8. A separate appeal has been filed by the defendants (Appeal No. 288) against the final decree, [the other appeal (No. 89) being against the preliminary decree] and in that the plaintiffs have filed a memorandum of objections. They have taken objection to para. 12 of the scheme framed in the lower Court which runs as follows:
The trustee or any member of the Board shall be at liberty to apply to the Court for the framing of rules or such further or other directions as may be necessary from time to time for carrying out the provisions of this scheme or for modification of the term thereof.
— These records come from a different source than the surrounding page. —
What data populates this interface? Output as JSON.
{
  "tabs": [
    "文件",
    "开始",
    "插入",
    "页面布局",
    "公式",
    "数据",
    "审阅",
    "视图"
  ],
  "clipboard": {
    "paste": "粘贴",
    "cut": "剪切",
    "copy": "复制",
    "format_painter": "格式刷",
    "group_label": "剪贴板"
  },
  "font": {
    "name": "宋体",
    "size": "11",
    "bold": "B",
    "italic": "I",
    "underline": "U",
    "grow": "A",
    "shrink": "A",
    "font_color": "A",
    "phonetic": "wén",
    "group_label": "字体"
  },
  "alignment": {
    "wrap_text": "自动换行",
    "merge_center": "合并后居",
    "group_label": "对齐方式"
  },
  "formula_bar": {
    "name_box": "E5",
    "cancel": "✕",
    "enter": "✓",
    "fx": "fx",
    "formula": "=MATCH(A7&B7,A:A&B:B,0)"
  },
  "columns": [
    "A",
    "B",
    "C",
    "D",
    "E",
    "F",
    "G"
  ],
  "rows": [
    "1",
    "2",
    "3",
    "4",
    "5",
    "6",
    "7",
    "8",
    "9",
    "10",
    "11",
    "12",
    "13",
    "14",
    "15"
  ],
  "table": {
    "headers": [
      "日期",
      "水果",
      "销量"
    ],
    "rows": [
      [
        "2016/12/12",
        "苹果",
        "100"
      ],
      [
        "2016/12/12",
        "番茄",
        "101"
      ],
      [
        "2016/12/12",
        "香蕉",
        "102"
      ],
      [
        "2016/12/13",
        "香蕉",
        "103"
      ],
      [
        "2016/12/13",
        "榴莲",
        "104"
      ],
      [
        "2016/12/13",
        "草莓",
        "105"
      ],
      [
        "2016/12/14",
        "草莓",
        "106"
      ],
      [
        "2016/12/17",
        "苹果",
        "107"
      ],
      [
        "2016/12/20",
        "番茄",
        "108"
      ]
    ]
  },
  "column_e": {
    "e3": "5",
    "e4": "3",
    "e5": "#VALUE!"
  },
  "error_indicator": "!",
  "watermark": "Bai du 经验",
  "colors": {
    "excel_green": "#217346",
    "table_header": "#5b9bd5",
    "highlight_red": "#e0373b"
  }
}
9. In view of the recent decision of the Full Bench of this Court the last few words 'for modification of the term thereof' are ultra vires, and must be struck out [Cf. A.I.R. 1927 Mad. 1073-Ed.]. It is also suggested that in addition to the trustee or any member of the Board being at liberty to apply, permission to apply should be given to any person interested in the trust and this seems to be desirable. In order to make the first portion of the rule clearer and to show that it is only to apply in respect, of further directions for carrying out the provisions of the scheme the clause will be modified as follows:
The trustee or any member of the Board or any other persons interested in the trust shall be at liberty to apply to the Court for carrying out the provisions of this scheme by the framing of rules or by such further or other directions as may be necessary from time to time.
10. The respondents have not been allowed their costs in the final decree apparently by mistake, for the Subordinate Judge has referred them to the appellate Court for amendment of the decree in this respect. The final decree will therefore be modified by providing for the payment of the plaintiffs' costs out of the estate. Both the appeals will be dismissed with costs of the respondents. The memorandum of objections is also allowed with costs of the respondents. All these costs are payable by appellants personally.